■ **Problem description**
The answer must be one number: how many lines in the records below contain the string "正八面体型分子".
....
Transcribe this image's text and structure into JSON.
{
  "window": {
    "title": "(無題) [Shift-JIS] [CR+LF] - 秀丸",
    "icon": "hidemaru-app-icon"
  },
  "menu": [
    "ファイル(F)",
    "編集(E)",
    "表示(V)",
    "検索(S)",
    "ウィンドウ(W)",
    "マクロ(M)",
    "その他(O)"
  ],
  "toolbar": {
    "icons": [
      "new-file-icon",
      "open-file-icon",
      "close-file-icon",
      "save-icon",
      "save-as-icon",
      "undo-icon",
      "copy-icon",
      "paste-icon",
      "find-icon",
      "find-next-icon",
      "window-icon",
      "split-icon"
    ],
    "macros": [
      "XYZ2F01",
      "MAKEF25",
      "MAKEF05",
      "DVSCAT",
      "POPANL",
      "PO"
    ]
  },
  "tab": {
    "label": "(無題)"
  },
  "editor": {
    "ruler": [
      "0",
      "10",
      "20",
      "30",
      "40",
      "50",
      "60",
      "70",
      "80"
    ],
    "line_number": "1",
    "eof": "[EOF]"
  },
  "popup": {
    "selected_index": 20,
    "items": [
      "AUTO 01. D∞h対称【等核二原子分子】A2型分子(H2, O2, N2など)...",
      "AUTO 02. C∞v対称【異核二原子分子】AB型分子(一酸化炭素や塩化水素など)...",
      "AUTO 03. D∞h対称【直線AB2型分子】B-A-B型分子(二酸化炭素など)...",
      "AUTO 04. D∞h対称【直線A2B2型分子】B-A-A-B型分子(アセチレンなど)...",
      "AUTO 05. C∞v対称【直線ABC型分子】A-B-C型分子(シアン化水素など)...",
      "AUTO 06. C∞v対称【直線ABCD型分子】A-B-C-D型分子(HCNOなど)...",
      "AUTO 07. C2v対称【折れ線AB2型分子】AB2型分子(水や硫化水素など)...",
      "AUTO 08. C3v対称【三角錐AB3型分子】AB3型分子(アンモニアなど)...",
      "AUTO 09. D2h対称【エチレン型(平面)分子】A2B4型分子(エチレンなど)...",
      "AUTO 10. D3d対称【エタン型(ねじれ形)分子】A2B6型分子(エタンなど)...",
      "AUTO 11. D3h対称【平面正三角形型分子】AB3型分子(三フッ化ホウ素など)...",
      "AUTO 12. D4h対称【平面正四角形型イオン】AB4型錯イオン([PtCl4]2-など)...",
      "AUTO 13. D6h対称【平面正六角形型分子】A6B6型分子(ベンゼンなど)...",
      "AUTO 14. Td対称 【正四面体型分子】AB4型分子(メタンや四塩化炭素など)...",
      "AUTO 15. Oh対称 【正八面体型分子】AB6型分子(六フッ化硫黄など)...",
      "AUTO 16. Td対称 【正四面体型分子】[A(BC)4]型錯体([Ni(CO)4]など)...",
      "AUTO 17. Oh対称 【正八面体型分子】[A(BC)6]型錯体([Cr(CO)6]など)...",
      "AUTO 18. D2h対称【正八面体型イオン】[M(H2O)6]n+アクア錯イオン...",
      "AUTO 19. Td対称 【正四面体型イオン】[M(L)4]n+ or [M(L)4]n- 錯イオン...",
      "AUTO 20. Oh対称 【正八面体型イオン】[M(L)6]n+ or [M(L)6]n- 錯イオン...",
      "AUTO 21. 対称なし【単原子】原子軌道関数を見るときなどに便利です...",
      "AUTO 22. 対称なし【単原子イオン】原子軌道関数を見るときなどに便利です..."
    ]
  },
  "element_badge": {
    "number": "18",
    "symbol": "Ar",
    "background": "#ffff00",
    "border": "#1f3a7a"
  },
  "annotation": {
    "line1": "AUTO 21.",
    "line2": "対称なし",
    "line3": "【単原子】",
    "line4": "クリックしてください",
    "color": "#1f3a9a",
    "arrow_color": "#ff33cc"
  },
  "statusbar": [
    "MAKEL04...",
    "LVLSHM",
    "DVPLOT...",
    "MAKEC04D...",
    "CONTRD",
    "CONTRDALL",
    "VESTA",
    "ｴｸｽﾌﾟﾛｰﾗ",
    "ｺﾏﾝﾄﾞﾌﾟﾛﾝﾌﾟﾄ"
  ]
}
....
■ **Result**
2